• [Problem requirements]: Retype the entries exactly, keeping every line intact.

• [Input]:

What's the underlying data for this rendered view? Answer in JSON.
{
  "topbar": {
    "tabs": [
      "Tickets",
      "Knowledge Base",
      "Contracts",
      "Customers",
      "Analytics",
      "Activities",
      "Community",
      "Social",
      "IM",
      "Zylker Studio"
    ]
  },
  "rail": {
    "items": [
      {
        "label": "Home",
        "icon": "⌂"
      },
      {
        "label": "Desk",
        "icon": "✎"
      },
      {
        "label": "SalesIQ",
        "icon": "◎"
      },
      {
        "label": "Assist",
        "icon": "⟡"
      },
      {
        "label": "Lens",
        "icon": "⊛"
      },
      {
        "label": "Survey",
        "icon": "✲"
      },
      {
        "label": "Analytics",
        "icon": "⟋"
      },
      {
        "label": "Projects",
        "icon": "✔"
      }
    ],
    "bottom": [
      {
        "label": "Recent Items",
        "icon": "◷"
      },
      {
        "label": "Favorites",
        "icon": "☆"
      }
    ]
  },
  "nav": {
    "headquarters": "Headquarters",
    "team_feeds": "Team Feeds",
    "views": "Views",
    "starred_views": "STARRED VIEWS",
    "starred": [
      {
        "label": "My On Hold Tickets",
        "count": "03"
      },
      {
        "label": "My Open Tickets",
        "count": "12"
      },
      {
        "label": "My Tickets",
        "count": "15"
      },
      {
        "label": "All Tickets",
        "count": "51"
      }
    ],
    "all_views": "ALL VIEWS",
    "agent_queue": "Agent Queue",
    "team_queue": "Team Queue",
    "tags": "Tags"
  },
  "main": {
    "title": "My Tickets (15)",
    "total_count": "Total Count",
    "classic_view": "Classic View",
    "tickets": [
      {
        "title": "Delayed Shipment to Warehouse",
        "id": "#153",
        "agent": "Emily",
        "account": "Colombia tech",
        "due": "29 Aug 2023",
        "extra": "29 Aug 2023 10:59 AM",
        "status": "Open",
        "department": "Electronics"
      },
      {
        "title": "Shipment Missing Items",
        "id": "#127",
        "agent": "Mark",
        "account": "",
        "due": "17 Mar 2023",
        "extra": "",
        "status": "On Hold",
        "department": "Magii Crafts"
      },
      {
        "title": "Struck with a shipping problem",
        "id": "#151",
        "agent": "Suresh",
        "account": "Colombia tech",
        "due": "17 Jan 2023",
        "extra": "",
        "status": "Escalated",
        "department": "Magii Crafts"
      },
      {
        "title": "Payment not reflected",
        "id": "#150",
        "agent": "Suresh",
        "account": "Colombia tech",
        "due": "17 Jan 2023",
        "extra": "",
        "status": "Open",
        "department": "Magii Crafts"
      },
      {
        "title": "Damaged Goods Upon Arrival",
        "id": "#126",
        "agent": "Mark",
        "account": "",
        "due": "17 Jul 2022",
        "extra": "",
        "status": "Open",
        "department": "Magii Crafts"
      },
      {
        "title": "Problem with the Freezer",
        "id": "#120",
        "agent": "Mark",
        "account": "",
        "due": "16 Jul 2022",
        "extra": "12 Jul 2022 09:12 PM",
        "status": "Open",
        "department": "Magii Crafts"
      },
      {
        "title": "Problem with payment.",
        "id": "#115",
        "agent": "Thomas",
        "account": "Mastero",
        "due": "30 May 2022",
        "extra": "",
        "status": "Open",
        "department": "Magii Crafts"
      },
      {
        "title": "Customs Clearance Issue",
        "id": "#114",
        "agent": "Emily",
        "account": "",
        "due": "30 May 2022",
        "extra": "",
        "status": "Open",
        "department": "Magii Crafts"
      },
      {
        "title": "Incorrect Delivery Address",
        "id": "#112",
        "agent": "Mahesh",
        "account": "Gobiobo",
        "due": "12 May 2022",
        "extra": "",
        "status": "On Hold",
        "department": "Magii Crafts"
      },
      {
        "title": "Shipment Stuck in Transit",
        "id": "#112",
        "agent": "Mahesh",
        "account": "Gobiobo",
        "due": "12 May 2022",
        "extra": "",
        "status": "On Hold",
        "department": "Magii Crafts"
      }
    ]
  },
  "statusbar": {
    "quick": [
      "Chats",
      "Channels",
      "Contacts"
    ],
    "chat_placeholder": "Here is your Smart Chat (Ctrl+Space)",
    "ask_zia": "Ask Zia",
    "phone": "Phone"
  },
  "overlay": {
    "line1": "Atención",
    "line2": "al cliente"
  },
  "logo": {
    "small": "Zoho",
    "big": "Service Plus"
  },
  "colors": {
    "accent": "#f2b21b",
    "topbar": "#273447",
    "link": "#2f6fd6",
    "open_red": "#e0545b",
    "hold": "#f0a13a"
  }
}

• [Result of this exercise]:
What's the underlying data for this rendered view? Answer in JSON.
{
  "topbar": {
    "tabs": [
      "Tickets",
      "Knowledge Base",
      "Contracts",
      "Customers",
      "Analytics",
      "Activities",
      "Community",
      "Social",
      "IM",
      "Zylker Studio"
    ]
  },
  "rail": {
    "items": [
      {
        "label": "Home",
        "icon": "⌂"
      },
      {
        "label": "Desk",
        "icon": "✎"
      },
      {
        "label": "SalesIQ",
        "icon": "◎"
      },
      {
        "label": "Assist",
        "icon": "⟡"
      },
      {
        "label": "Lens",
        "icon": "⊛"
      },
      {
        "label": "Survey",
        "icon": "✲"
      },
      {
        "label": "Analytics",
        "icon": "⟋"
      },
      {
        "label": "Projects",
        "icon": "✔"
      }
    ],
    "bottom": [
      {
        "label": "Recent Items",
        "icon": "◷"
      },
      {
        "label": "Favorites",
        "icon": "☆"
      }
    ]
  },
  "nav": {
    "headquarters": "Headquarters",
    "team_feeds": "Team Feeds",
    "views": "Views",
    "starred_views": "STARRED VIEWS",
    "starred": [
      {
        "label": "My On Hold Tickets",
        "count": "03"
      },
      {
        "label": "My Open Tickets",
        "count": "12"
      },
      {
        "label": "My Tickets",
        "count": "15"
      },
      {
        "label": "All Tickets",
        "count": "51"
      }
    ],
    "all_views": "ALL VIEWS",
    "agent_queue": "Agent Queue",
    "team_queue": "Team Queue",
    "tags": "Tags"
  },
  "main": {
    "title": "My Tickets (15)",
    "total_count": "Total Count",
    "classic_view": "Classic View",
    "tickets": [
      {
        "title": "Delayed Shipment to Warehouse",
        "id": "#153",
        "agent": "Emily",
        "account": "Colombia tech",
        "due": "29 Aug 2023",
        "extra": "29 Aug 2023 10:59 AM",
        "status": "Open",
        "department": "Electronics"
      },
      {
        "title": "Shipment Missing Items",
        "id": "#127",
        "agent": "Mark",
        "account": "",
        "due": "17 Mar 2023",
        "extra": "",
        "status": "On Hold",
        "department": "Magii Crafts"
      },
      {
        "title": "Struck with a shipping problem",
        "id": "#151",
        "agent": "Suresh",
        "account": "Colombia tech",
        "due": "17 Jan 2023",
        "extra": "",
        "status": "Escalated",
        "department": "Magii Crafts"
      },
      {
        "title": "Payment not reflected",
        "id": "#150",
        "agent": "Suresh",
        "account": "Colombia tech",
        "due": "17 Jan 2023",
        "extra": "",
        "status": "Open",
        "department": "Magii Crafts"
      },
      {
        "title": "Damaged Goods Upon Arrival",
        "id": "#126",
        "agent": "Mark",
        "account": "",
        "due": "17 Jul 2022",
        "extra": "",
        "status": "Open",
        "department": "Magii Crafts"
      },
      {
        "title": "Problem with the Freezer",
        "id": "#120",
        "agent": "Mark",
        "account": "",
        "due": "16 Jul 2022",
        "extra": "12 Jul 2022 09:12 PM",
        "status": "Open",
        "department": "Magii Crafts"
      },
      {
        "title": "Problem with payment.",
        "id": "#115",
        "agent": "Thomas",
        "account": "Mastero",
        "due": "30 May 2022",
        "extra": "",
        "status": "Open",
        "department": "Magii Crafts"
      },
      {
        "title": "Customs Clearance Issue",
        "id": "#114",
        "agent": "Emily",
        "account": "",
        "due": "30 May 2022",
        "extra": "",
        "status": "Open",
        "department": "Magii Crafts"
      },
      {
        "title": "Incorrect Delivery Address",
        "id": "#112",
        "agent": "Mahesh",
        "account": "Gobiobo",
        "due": "12 May 2022",
        "extra": "",
        "status": "On Hold",
        "department": "Magii Crafts"
      },
      {
        "title": "Shipment Stuck in Transit",
        "id": "#112",
        "agent": "Mahesh",
        "account": "Gobiobo",
        "due": "12 May 2022",
        "extra": "",
        "status": "On Hold",
        "department": "Magii Crafts"
      }
    ]
  },
  "statusbar": {
    "quick": [
      "Chats",
      "Channels",
      "Contacts"
    ],
    "chat_placeholder": "Here is your Smart Chat (Ctrl+Space)",
    "ask_zia": "Ask Zia",
    "phone": "Phone"
  },
  "overlay": {
    "line1": "Atención",
    "line2": "al cliente"
  },
  "logo": {
    "small": "Zoho",
    "big": "Service Plus"
  },
  "colors": {
    "accent": "#f2b21b",
    "topbar": "#273447",
    "link": "#2f6fd6",
    "open_red": "#e0545b",
    "hold": "#f0a13a"
  }
}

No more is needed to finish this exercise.